(AVAILABLE DATA Opens)

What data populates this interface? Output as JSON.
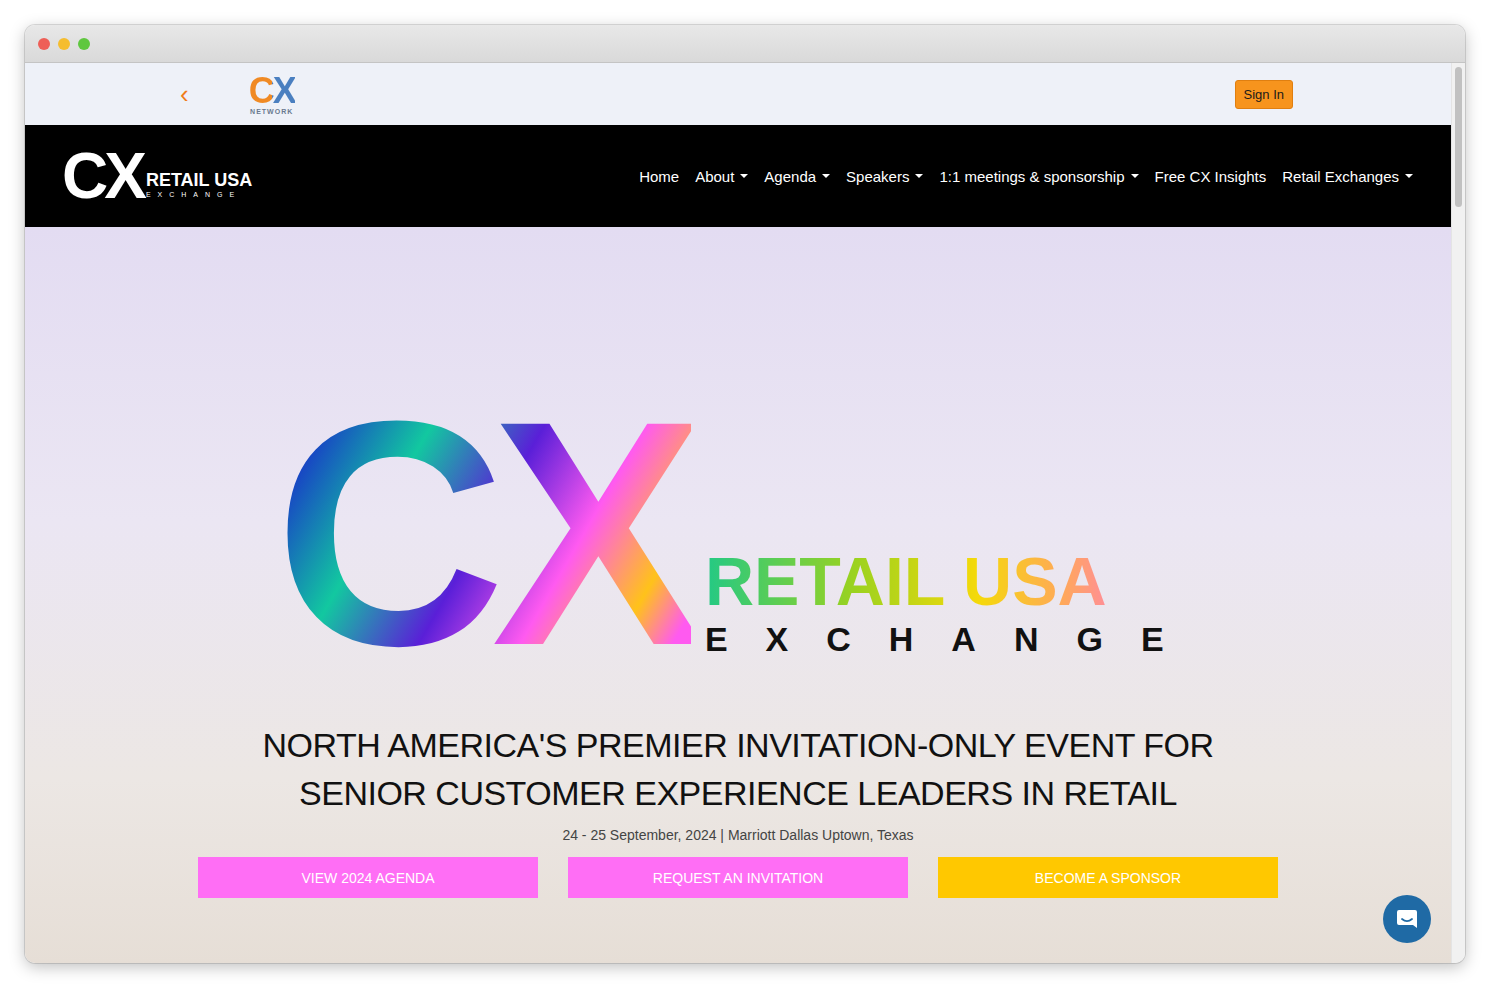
{
  "window_controls": [
    {
      "color": "#ee5f57"
    },
    {
      "color": "#f5bd2f"
    },
    {
      "color": "#5fc73f"
    }
  ],
  "topbar": {
    "back": "‹",
    "network_logo": {
      "mark": "CX",
      "caption": "NETWORK"
    },
    "sign_in": "Sign In"
  },
  "navbar": {
    "logo": {
      "mark": "CX",
      "title": "RETAIL USA",
      "subtitle": "EXCHANGE"
    },
    "items": [
      {
        "label": "Home",
        "dropdown": false
      },
      {
        "label": "About",
        "dropdown": true
      },
      {
        "label": "Agenda",
        "dropdown": true
      },
      {
        "label": "Speakers",
        "dropdown": true
      },
      {
        "label": "1:1 meetings & sponsorship",
        "dropdown": true
      },
      {
        "label": "Free CX Insights",
        "dropdown": false
      },
      {
        "label": "Retail Exchanges",
        "dropdown": true
      }
    ]
  },
  "hero": {
    "logo": {
      "mark": "CX",
      "title": "RETAIL USA",
      "subtitle": "EXCHANGE"
    },
    "headline": [
      "NORTH AMERICA'S PREMIER INVITATION-ONLY EVENT FOR",
      "SENIOR CUSTOMER EXPERIENCE LEADERS IN RETAIL"
    ],
    "details": "24 - 25 September, 2024 | Marriott Dallas Uptown, Texas",
    "buttons": [
      {
        "label": "VIEW 2024 AGENDA",
        "color": "#ff6ef5"
      },
      {
        "label": "REQUEST AN INVITATION",
        "color": "#ff6ef5"
      },
      {
        "label": "BECOME A SPONSOR",
        "color": "#ffc800"
      }
    ]
  }
}
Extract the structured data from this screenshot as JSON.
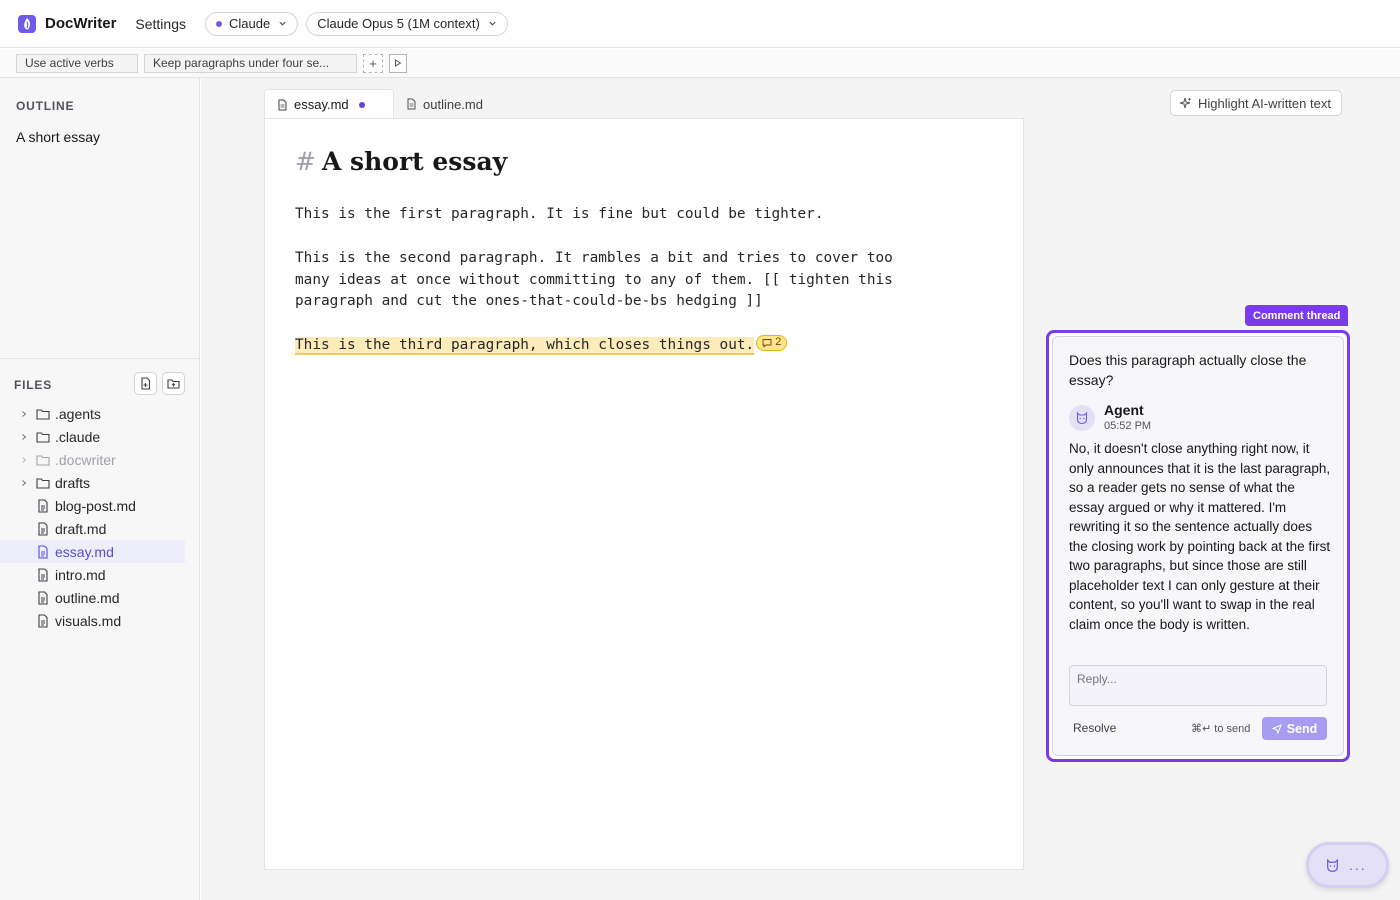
{
  "app": {
    "title": "DocWriter",
    "settings_label": "Settings",
    "provider_label": "Claude",
    "model_label": "Claude Opus 5 (1M context)",
    "accent_color": "#7c3aed"
  },
  "rules": {
    "items": [
      {
        "label": "Use active verbs"
      },
      {
        "label": "Keep paragraphs under four se..."
      }
    ],
    "add_label": "+"
  },
  "sidebar": {
    "outline_title": "OUTLINE",
    "outline_items": [
      {
        "label": "A short essay"
      }
    ],
    "files_title": "FILES",
    "tree": [
      {
        "name": ".agents",
        "type": "folder"
      },
      {
        "name": ".claude",
        "type": "folder"
      },
      {
        "name": ".docwriter",
        "type": "folder",
        "muted": true
      },
      {
        "name": "drafts",
        "type": "folder"
      },
      {
        "name": "blog-post.md",
        "type": "file"
      },
      {
        "name": "draft.md",
        "type": "file"
      },
      {
        "name": "essay.md",
        "type": "file",
        "active": true
      },
      {
        "name": "intro.md",
        "type": "file"
      },
      {
        "name": "outline.md",
        "type": "file"
      },
      {
        "name": "visuals.md",
        "type": "file"
      }
    ]
  },
  "tabs": [
    {
      "label": "essay.md",
      "active": true,
      "modified": true
    },
    {
      "label": "outline.md",
      "active": false
    }
  ],
  "highlight_button_label": "Highlight AI-written text",
  "document": {
    "heading_marker": "#",
    "heading": "A short essay",
    "paragraphs": [
      "This is the first paragraph. It is fine but could be tighter.",
      "This is the second paragraph. It rambles a bit and tries to cover too many ideas at once without committing to any of them. [[ tighten this paragraph and cut the ones-that-could-be-bs hedging ]]",
      "This is the third paragraph, which closes things out."
    ],
    "comment_count": "2"
  },
  "comment_thread": {
    "label": "Comment thread",
    "question": "Does this paragraph actually close the essay?",
    "agent_name": "Agent",
    "agent_time": "05:52 PM",
    "agent_message": "No, it doesn't close anything right now, it only announces that it is the last paragraph, so a reader gets no sense of what the essay argued or why it mattered. I'm rewriting it so the sentence actually does the closing work by pointing back at the first two paragraphs, but since those are still placeholder text I can only gesture at their content, so you'll want to swap in the real claim once the body is written.",
    "reply_placeholder": "Reply...",
    "resolve_label": "Resolve",
    "send_hint": "⌘↵ to send",
    "send_label": "Send"
  },
  "fab": {
    "dots": "..."
  }
}
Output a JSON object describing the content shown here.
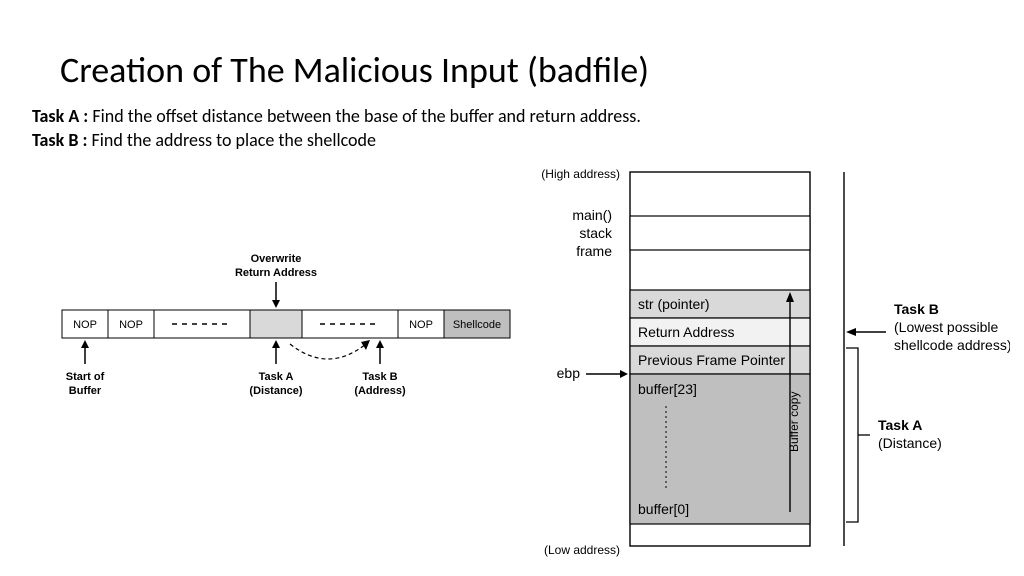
{
  "title": "Creation of The Malicious Input (badfile)",
  "taskA_label": "Task A :",
  "taskA_text": " Find the offset distance between the base of the buffer and return address.",
  "taskB_label": "Task B :",
  "taskB_text": " Find the address to place the shellcode",
  "buffer": {
    "nop1": "NOP",
    "nop2": "NOP",
    "nop3": "NOP",
    "shellcode": "Shellcode",
    "overwrite_ra_top": "Overwrite",
    "overwrite_ra_bot": "Return Address",
    "start_buf_top": "Start of",
    "start_buf_bot": "Buffer",
    "taska_top": "Task A",
    "taska_bot": "(Distance)",
    "taskb_top": "Task B",
    "taskb_bot": "(Address)"
  },
  "stack": {
    "high": "(High address)",
    "low": "(Low address)",
    "main1": "main()",
    "main2": "stack",
    "main3": "frame",
    "str": "str (pointer)",
    "ret": "Return Address",
    "pfp": "Previous Frame Pointer",
    "ebp": "ebp",
    "buf23": "buffer[23]",
    "buf0": "buffer[0]",
    "bufcopy": "Buffer copy",
    "taskB_label": "Task B",
    "taskB_sub1": "(Lowest possible",
    "taskB_sub2": "shellcode address)",
    "taskA_label": "Task A",
    "taskA_sub": "(Distance)"
  }
}
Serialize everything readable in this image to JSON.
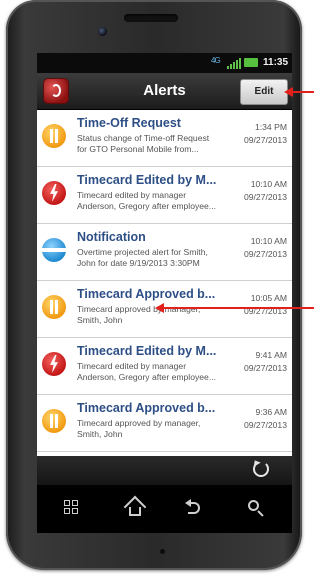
{
  "status_bar": {
    "network_label": "4G",
    "time": "11:35"
  },
  "header": {
    "title": "Alerts",
    "edit_label": "Edit"
  },
  "alerts": [
    {
      "icon": "pause-icon",
      "title": "Time-Off Request",
      "desc1": "Status change of Time-off Request",
      "desc2": "for GTO Personal Mobile from...",
      "time": "1:34 PM",
      "date": "09/27/2013"
    },
    {
      "icon": "lightning-icon",
      "title": "Timecard Edited by M...",
      "desc1": "Timecard edited by manager",
      "desc2": "Anderson, Gregory after employee...",
      "time": "10:10 AM",
      "date": "09/27/2013"
    },
    {
      "icon": "minus-icon",
      "title": "Notification",
      "desc1": "Overtime projected alert for Smith,",
      "desc2": "John for date 9/19/2013 3:30PM",
      "time": "10:10 AM",
      "date": "09/27/2013"
    },
    {
      "icon": "pause-icon",
      "title": "Timecard Approved b...",
      "desc1": "Timecard approved by manager,",
      "desc2": "Smith, John",
      "time": "10:05 AM",
      "date": "09/27/2013"
    },
    {
      "icon": "lightning-icon",
      "title": "Timecard Edited by M...",
      "desc1": "Timecard edited by manager",
      "desc2": "Anderson, Gregory after employee...",
      "time": "9:41 AM",
      "date": "09/27/2013"
    },
    {
      "icon": "pause-icon",
      "title": "Timecard Approved b...",
      "desc1": "Timecard approved by manager,",
      "desc2": "Smith, John",
      "time": "9:36 AM",
      "date": "09/27/2013"
    }
  ],
  "colors": {
    "accent_title": "#2d4f86",
    "annotation_arrow": "#e3211c",
    "battery": "#57c03e"
  }
}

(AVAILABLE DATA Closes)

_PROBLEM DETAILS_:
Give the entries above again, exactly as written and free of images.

_RESULT_:
What data populates this interface? Output as JSON.
{
  "window_controls": [
    {
      "color": "#ee5f57"
    },
    {
      "color": "#f5bd2f"
    },
    {
      "color": "#5fc73f"
    }
  ],
  "topbar": {
    "back": "‹",
    "network_logo": {
      "mark": "CX",
      "caption": "NETWORK"
    },
    "sign_in": "Sign In"
  },
  "navbar": {
    "logo": {
      "mark": "CX",
      "title": "RETAIL USA",
      "subtitle": "EXCHANGE"
    },
    "items": [
      {
        "label": "Home",
        "dropdown": false
      },
      {
        "label": "About",
        "dropdown": true
      },
      {
        "label": "Agenda",
        "dropdown": true
      },
      {
        "label": "Speakers",
        "dropdown": true
      },
      {
        "label": "1:1 meetings & sponsorship",
        "dropdown": true
      },
      {
        "label": "Free CX Insights",
        "dropdown": false
      },
      {
        "label": "Retail Exchanges",
        "dropdown": true
      }
    ]
  },
  "hero": {
    "logo": {
      "mark": "CX",
      "title": "RETAIL USA",
      "subtitle": "EXCHANGE"
    },
    "headline": [
      "NORTH AMERICA'S PREMIER INVITATION-ONLY EVENT FOR",
      "SENIOR CUSTOMER EXPERIENCE LEADERS IN RETAIL"
    ],
    "details": "24 - 25 September, 2024 | Marriott Dallas Uptown, Texas",
    "buttons": [
      {
        "label": "VIEW 2024 AGENDA",
        "color": "#ff6ef5"
      },
      {
        "label": "REQUEST AN INVITATION",
        "color": "#ff6ef5"
      },
      {
        "label": "BECOME A SPONSOR",
        "color": "#ffc800"
      }
    ]
  }
}
Extract the structured data from this screenshot as JSON.
{
  "app": {
    "title": "DocWriter",
    "settings_label": "Settings",
    "provider_label": "Claude",
    "model_label": "Claude Opus 5 (1M context)",
    "accent_color": "#7c3aed"
  },
  "rules": {
    "items": [
      {
        "label": "Use active verbs"
      },
      {
        "label": "Keep paragraphs under four se..."
      }
    ],
    "add_label": "+"
  },
  "sidebar": {
    "outline_title": "OUTLINE",
    "outline_items": [
      {
        "label": "A short essay"
      }
    ],
    "files_title": "FILES",
    "tree": [
      {
        "name": ".agents",
        "type": "folder"
      },
      {
        "name": ".claude",
        "type": "folder"
      },
      {
        "name": ".docwriter",
        "type": "folder",
        "muted": true
      },
      {
        "name": "drafts",
        "type": "folder"
      },
      {
        "name": "blog-post.md",
        "type": "file"
      },
      {
        "name": "draft.md",
        "type": "file"
      },
      {
        "name": "essay.md",
        "type": "file",
        "active": true
      },
      {
        "name": "intro.md",
        "type": "file"
      },
      {
        "name": "outline.md",
        "type": "file"
      },
      {
        "name": "visuals.md",
        "type": "file"
      }
    ]
  },
  "tabs": [
    {
      "label": "essay.md",
      "active": true,
      "modified": true
    },
    {
      "label": "outline.md",
      "active": false
    }
  ],
  "highlight_button_label": "Highlight AI-written text",
  "document": {
    "heading_marker": "#",
    "heading": "A short essay",
    "paragraphs": [
      "This is the first paragraph. It is fine but could be tighter.",
      "This is the second paragraph. It rambles a bit and tries to cover too many ideas at once without committing to any of them. [[ tighten this paragraph and cut the ones-that-could-be-bs hedging ]]",
      "This is the third paragraph, which closes things out."
    ],
    "comment_count": "2"
  },
  "comment_thread": {
    "label": "Comment thread",
    "question": "Does this paragraph actually close the essay?",
    "agent_name": "Agent",
    "agent_time": "05:52 PM",
    "agent_message": "No, it doesn't close anything right now, it only announces that it is the last paragraph, so a reader gets no sense of what the essay argued or why it mattered. I'm rewriting it so the sentence actually does the closing work by pointing back at the first two paragraphs, but since those are still placeholder text I can only gesture at their content, so you'll want to swap in the real claim once the body is written.",
    "reply_placeholder": "Reply...",
    "resolve_label": "Resolve",
    "send_hint": "⌘↵ to send",
    "send_label": "Send"
  },
  "fab": {
    "dots": "..."
  }
}
Output a JSON object describing the content shown here.
{
  "title": "Creation of The Malicious Input (badfile)",
  "taskA_label": "Task A :",
  "taskA_text": " Find the offset distance between the base of the buffer and return address.",
  "taskB_label": "Task B :",
  "taskB_text": " Find the address to place the shellcode",
  "buffer": {
    "nop1": "NOP",
    "nop2": "NOP",
    "nop3": "NOP",
    "shellcode": "Shellcode",
    "overwrite_ra_top": "Overwrite",
    "overwrite_ra_bot": "Return Address",
    "start_buf_top": "Start of",
    "start_buf_bot": "Buffer",
    "taska_top": "Task A",
    "taska_bot": "(Distance)",
    "taskb_top": "Task B",
    "taskb_bot": "(Address)"
  },
  "stack": {
    "high": "(High address)",
    "low": "(Low address)",
    "main1": "main()",
    "main2": "stack",
    "main3": "frame",
    "str": "str (pointer)",
    "ret": "Return Address",
    "pfp": "Previous Frame Pointer",
    "ebp": "ebp",
    "buf23": "buffer[23]",
    "buf0": "buffer[0]",
    "bufcopy": "Buffer copy",
    "taskB_label": "Task B",
    "taskB_sub1": "(Lowest possible",
    "taskB_sub2": "shellcode address)",
    "taskA_label": "Task A",
    "taskA_sub": "(Distance)"
  }
}
Serialize everything readable in this image to JSON.
{
  "status_bar": {
    "network_label": "4G",
    "time": "11:35"
  },
  "header": {
    "title": "Alerts",
    "edit_label": "Edit"
  },
  "alerts": [
    {
      "icon": "pause-icon",
      "title": "Time-Off Request",
      "desc1": "Status change of Time-off Request",
      "desc2": "for GTO Personal Mobile from...",
      "time": "1:34 PM",
      "date": "09/27/2013"
    },
    {
      "icon": "lightning-icon",
      "title": "Timecard Edited by M...",
      "desc1": "Timecard edited by manager",
      "desc2": "Anderson, Gregory after employee...",
      "time": "10:10 AM",
      "date": "09/27/2013"
    },
    {
      "icon": "minus-icon",
      "title": "Notification",
      "desc1": "Overtime projected alert for Smith,",
      "desc2": "John for date 9/19/2013 3:30PM",
      "time": "10:10 AM",
      "date": "09/27/2013"
    },
    {
      "icon": "pause-icon",
      "title": "Timecard Approved b...",
      "desc1": "Timecard approved by manager,",
      "desc2": "Smith, John",
      "time": "10:05 AM",
      "date": "09/27/2013"
    },
    {
      "icon": "lightning-icon",
      "title": "Timecard Edited by M...",
      "desc1": "Timecard edited by manager",
      "desc2": "Anderson, Gregory after employee...",
      "time": "9:41 AM",
      "date": "09/27/2013"
    },
    {
      "icon": "pause-icon",
      "title": "Timecard Approved b...",
      "desc1": "Timecard approved by manager,",
      "desc2": "Smith, John",
      "time": "9:36 AM",
      "date": "09/27/2013"
    }
  ],
  "colors": {
    "accent_title": "#2d4f86",
    "annotation_arrow": "#e3211c",
    "battery": "#57c03e"
  }
}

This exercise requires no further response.